(Extracted data entries)
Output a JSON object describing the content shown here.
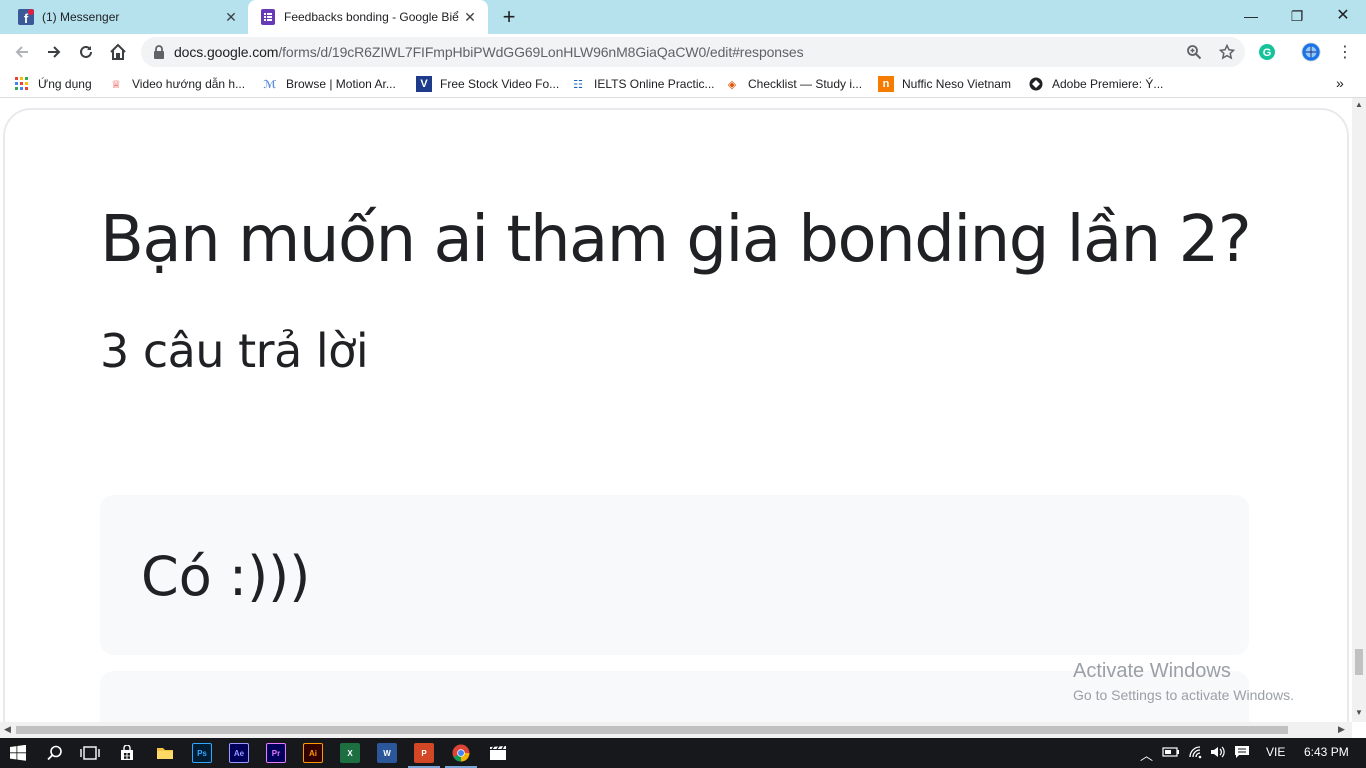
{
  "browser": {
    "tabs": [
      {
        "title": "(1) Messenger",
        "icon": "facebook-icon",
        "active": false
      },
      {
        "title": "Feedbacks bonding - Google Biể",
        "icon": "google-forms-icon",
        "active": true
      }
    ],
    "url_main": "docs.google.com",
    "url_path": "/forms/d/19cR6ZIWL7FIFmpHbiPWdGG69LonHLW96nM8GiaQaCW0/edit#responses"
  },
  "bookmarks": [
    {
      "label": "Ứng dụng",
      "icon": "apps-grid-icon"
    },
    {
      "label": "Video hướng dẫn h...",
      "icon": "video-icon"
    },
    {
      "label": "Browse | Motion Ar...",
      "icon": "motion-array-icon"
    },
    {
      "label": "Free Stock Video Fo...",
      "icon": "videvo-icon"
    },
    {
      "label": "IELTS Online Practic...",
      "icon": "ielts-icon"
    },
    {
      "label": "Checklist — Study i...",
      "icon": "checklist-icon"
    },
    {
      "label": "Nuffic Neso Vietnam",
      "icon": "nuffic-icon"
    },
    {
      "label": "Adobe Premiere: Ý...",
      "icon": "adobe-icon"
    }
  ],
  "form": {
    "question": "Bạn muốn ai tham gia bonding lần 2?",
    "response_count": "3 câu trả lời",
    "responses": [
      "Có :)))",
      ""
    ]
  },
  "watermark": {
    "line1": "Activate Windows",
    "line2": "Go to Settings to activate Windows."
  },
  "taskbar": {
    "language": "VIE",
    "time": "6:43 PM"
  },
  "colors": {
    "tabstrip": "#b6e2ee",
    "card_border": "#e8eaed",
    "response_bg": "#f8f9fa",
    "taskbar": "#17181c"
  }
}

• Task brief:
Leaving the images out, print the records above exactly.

• Exercise response:
Output a JSON object describing the content shown here.
{
  "browser": {
    "tabs": [
      {
        "title": "(1) Messenger",
        "icon": "facebook-icon",
        "active": false
      },
      {
        "title": "Feedbacks bonding - Google Biể",
        "icon": "google-forms-icon",
        "active": true
      }
    ],
    "url_main": "docs.google.com",
    "url_path": "/forms/d/19cR6ZIWL7FIFmpHbiPWdGG69LonHLW96nM8GiaQaCW0/edit#responses"
  },
  "bookmarks": [
    {
      "label": "Ứng dụng",
      "icon": "apps-grid-icon"
    },
    {
      "label": "Video hướng dẫn h...",
      "icon": "video-icon"
    },
    {
      "label": "Browse | Motion Ar...",
      "icon": "motion-array-icon"
    },
    {
      "label": "Free Stock Video Fo...",
      "icon": "videvo-icon"
    },
    {
      "label": "IELTS Online Practic...",
      "icon": "ielts-icon"
    },
    {
      "label": "Checklist — Study i...",
      "icon": "checklist-icon"
    },
    {
      "label": "Nuffic Neso Vietnam",
      "icon": "nuffic-icon"
    },
    {
      "label": "Adobe Premiere: Ý...",
      "icon": "adobe-icon"
    }
  ],
  "form": {
    "question": "Bạn muốn ai tham gia bonding lần 2?",
    "response_count": "3 câu trả lời",
    "responses": [
      "Có :)))",
      ""
    ]
  },
  "watermark": {
    "line1": "Activate Windows",
    "line2": "Go to Settings to activate Windows."
  },
  "taskbar": {
    "language": "VIE",
    "time": "6:43 PM"
  },
  "colors": {
    "tabstrip": "#b6e2ee",
    "card_border": "#e8eaed",
    "response_bg": "#f8f9fa",
    "taskbar": "#17181c"
  }
}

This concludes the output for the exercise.